The Affordable Care Act included incentives and subsidies to encourage health care providers to switch to electronic medical records. The idea was to make it easier to navigate the growing complexity of the healthcare landscape, to shorten the amount of time it takes to look up old medical records, and to allow different hospitals and clinics to easily locate a patient’s complete record even if the patient in question had never set foot in the building before.
However, ask almost any doctor in America and they’ll tell you that reality has not lived up to the promises. The records software is often cumbersome, hard to use, and hard to master, and it often doesn’t want to talk to different databases at different medical facilities because they went with a different software company.
There’s also the fact that some software companies are pushing through complicated, unfair contracts that demand extra fees for every sort of communication. That means fees for sharing information with other facilities, and even fees for sending patients a text message reminder. Small practices who don’t retain contract lawyers are the ones being hit particularly hard by these practices.

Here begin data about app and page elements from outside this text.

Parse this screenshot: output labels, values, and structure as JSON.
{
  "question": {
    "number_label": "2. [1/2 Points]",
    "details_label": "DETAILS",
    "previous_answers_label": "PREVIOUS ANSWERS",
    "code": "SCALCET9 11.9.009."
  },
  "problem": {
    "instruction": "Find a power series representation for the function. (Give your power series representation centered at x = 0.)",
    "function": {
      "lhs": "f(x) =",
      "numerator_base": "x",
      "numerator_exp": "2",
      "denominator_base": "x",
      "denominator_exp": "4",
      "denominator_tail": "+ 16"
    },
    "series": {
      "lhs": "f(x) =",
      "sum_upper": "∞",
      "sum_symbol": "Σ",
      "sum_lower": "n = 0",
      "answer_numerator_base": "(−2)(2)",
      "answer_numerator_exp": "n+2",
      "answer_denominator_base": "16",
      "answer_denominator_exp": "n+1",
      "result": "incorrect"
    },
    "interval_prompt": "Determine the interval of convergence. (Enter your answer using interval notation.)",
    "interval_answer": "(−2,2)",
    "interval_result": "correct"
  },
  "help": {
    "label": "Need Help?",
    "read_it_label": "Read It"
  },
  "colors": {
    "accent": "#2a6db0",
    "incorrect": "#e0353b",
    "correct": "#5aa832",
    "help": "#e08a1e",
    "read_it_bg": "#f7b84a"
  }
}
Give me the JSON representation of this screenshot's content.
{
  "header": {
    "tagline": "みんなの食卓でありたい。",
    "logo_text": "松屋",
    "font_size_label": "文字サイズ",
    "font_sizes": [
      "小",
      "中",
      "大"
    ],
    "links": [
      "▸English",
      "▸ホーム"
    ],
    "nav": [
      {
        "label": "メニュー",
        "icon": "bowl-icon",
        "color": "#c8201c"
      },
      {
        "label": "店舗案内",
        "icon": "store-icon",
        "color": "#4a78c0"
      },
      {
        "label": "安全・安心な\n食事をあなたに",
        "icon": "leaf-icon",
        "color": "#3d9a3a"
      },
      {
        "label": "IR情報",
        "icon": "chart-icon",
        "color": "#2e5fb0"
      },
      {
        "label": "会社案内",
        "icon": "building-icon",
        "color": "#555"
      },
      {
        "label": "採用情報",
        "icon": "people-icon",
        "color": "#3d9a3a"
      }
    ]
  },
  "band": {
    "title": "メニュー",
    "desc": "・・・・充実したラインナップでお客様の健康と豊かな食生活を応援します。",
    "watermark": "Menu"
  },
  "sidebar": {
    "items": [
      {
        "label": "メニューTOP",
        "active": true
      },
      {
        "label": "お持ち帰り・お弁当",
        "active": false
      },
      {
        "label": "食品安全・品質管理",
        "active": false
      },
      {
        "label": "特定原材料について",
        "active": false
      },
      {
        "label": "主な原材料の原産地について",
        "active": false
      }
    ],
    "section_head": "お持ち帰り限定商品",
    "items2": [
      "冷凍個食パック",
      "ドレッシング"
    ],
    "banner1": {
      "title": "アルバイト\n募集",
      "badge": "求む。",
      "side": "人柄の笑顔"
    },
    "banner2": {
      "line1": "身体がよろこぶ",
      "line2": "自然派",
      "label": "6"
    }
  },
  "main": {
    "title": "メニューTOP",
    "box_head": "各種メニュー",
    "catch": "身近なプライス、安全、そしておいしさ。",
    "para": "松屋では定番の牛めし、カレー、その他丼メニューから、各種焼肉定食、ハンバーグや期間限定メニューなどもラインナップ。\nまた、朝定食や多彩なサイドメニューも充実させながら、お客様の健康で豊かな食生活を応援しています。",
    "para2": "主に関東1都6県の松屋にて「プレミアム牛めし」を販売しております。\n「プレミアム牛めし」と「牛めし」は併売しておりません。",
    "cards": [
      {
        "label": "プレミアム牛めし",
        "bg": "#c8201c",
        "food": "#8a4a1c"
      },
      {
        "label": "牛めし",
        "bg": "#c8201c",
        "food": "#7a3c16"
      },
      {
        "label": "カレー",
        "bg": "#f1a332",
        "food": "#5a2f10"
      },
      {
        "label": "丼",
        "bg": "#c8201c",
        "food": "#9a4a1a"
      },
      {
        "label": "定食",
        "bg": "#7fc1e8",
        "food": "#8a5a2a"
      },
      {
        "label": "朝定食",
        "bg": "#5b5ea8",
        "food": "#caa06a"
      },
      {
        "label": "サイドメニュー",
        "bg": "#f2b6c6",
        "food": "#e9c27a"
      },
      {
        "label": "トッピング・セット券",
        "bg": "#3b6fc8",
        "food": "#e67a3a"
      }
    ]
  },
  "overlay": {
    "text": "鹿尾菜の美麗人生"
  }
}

Fortunately, while the government isn’t doing much to help, it seems like these predatory practices are already on their way out. The technology that goes into EMR software isn’t hard to duplicate, which means that the competition level is quickly improving. That, in turn, means that clinics and hospitals can choose a favorable contract instead of accepting the first and worst option.
Another way that both small practices and major hospitals alike can improve productivity at a bargain is by hiring medical scribes through ProScribe. Our professional and fully qualified medical assistants can take on the paperwork that comes with a modern medical practice so that the doctors and nurses can spend more of their time speaking with and caring for their patients. Not only does this improve both doctor and patient satisfaction levels, medical scribes can also improve productivity to the point where our services can pay for themselves.